In the 20th Century, a leading politician from Ngāti Porou, Apirana Ngata, encouraged Māori landowners to amalgamate – under incorporations – their titles into collectively owned land blocks that had been increasingly divided over generations through succession to children. Most of these land blocks have survived and are governed by Trustees elected from all the individuals who have shares in the block and subsequently recognised by the Māori Land Court.

As successive generations increase the number of landowners in each block, the governance issues become more complex and the legislation pertaining to Māori land is currently under review in an effort to make it easier for land block owners to make decisions regarding the management of land so that efficiencies and productivity can be improved. Land blocks are usually managed as a farm, often under lease to a farmer or company utilising a number of blocks in an area – many have also planted exotic pine forests in partnership with overseas owners of the trees which typically take about 25 years to mature for harvest.


The ‘last bastion’ of Māori culture is the pā or marae, the traditional compound where a whānau (extended family) and members of the hapū (collective of whānau) would live and in more recent times, meet just for community events and special occasions.
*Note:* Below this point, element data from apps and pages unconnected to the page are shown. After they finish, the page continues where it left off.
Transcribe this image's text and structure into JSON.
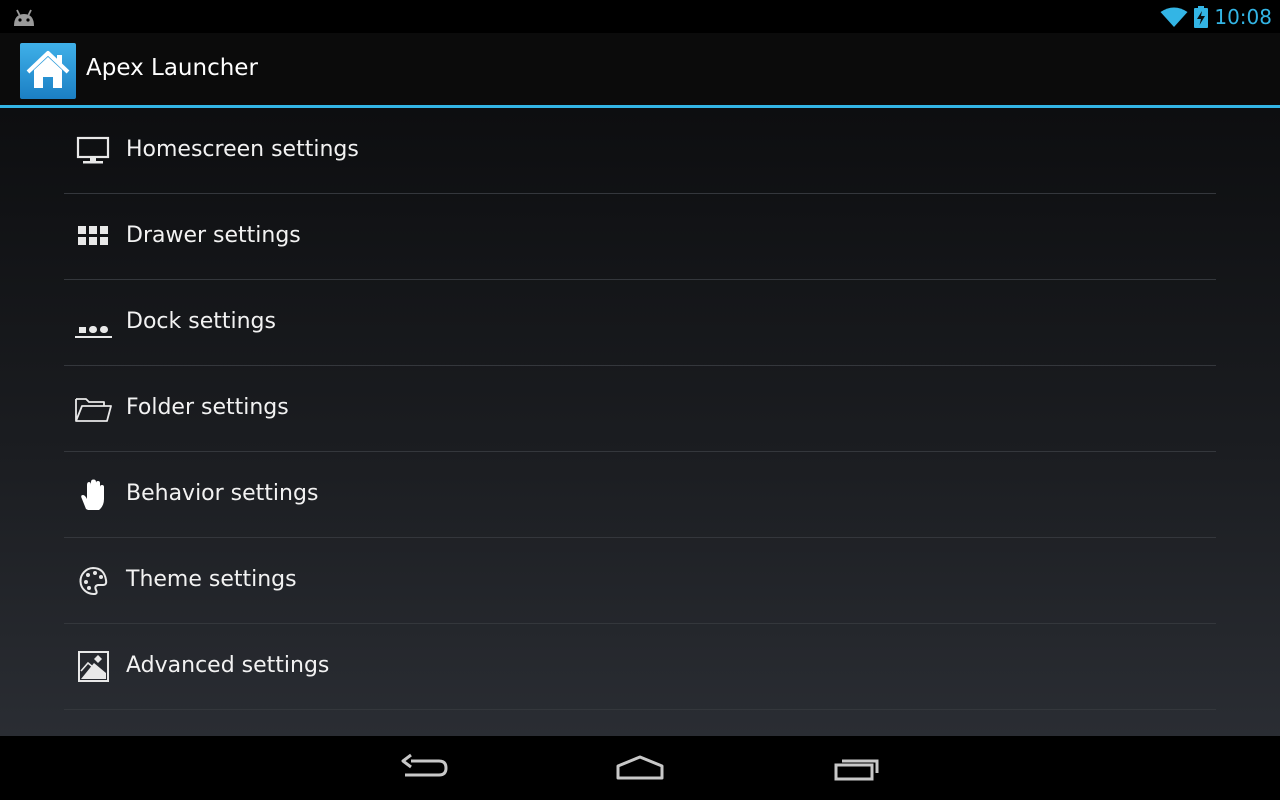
{
  "status_bar": {
    "time": "10:08",
    "accent_color": "#33b5e5",
    "left_icon": "android-debug-icon",
    "right_icons": [
      "wifi-icon",
      "battery-charging-icon"
    ]
  },
  "action_bar": {
    "app_icon": "home-icon",
    "title": "Apex Launcher",
    "divider_color": "#33b5e5"
  },
  "settings": {
    "items": [
      {
        "label": "Homescreen settings",
        "icon": "monitor-icon"
      },
      {
        "label": "Drawer settings",
        "icon": "app-grid-icon"
      },
      {
        "label": "Dock settings",
        "icon": "dock-icon"
      },
      {
        "label": "Folder settings",
        "icon": "folder-icon"
      },
      {
        "label": "Behavior settings",
        "icon": "hand-icon"
      },
      {
        "label": "Theme settings",
        "icon": "palette-icon"
      },
      {
        "label": "Advanced settings",
        "icon": "advanced-image-icon"
      }
    ]
  },
  "nav_bar": {
    "buttons": [
      "back-icon",
      "home-icon",
      "recent-apps-icon"
    ]
  }
}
Marae reservations are usually recognised formally through a gazetted notice and Trustees appointed to govern the marae. Trustees may or may not form the marae committee, that manages the day to day affairs like bookings, maintenance and repairs, finances, etc.

Ngāti Porou has over 50 recognised marae, while some of the smaller Turanga iwi have six marae. Marae receive usually receive some income from their iwi, some from philanthropic grants and occasionally a government contract for a service such as supported employment for long-term unemployed, etc. Marae also receive income for events from participants and some have whānau members who donate regularly.


Schools have Boards of Trustees and many Māori are on these governance bodies responsible for overseeing curriculum, finances, strategic direction, student achievement, etc.

Other Entities

Māori participate in a range of mainstream and Māori entities including churches, sports clubs, community organisations that all require local, regional and national governance.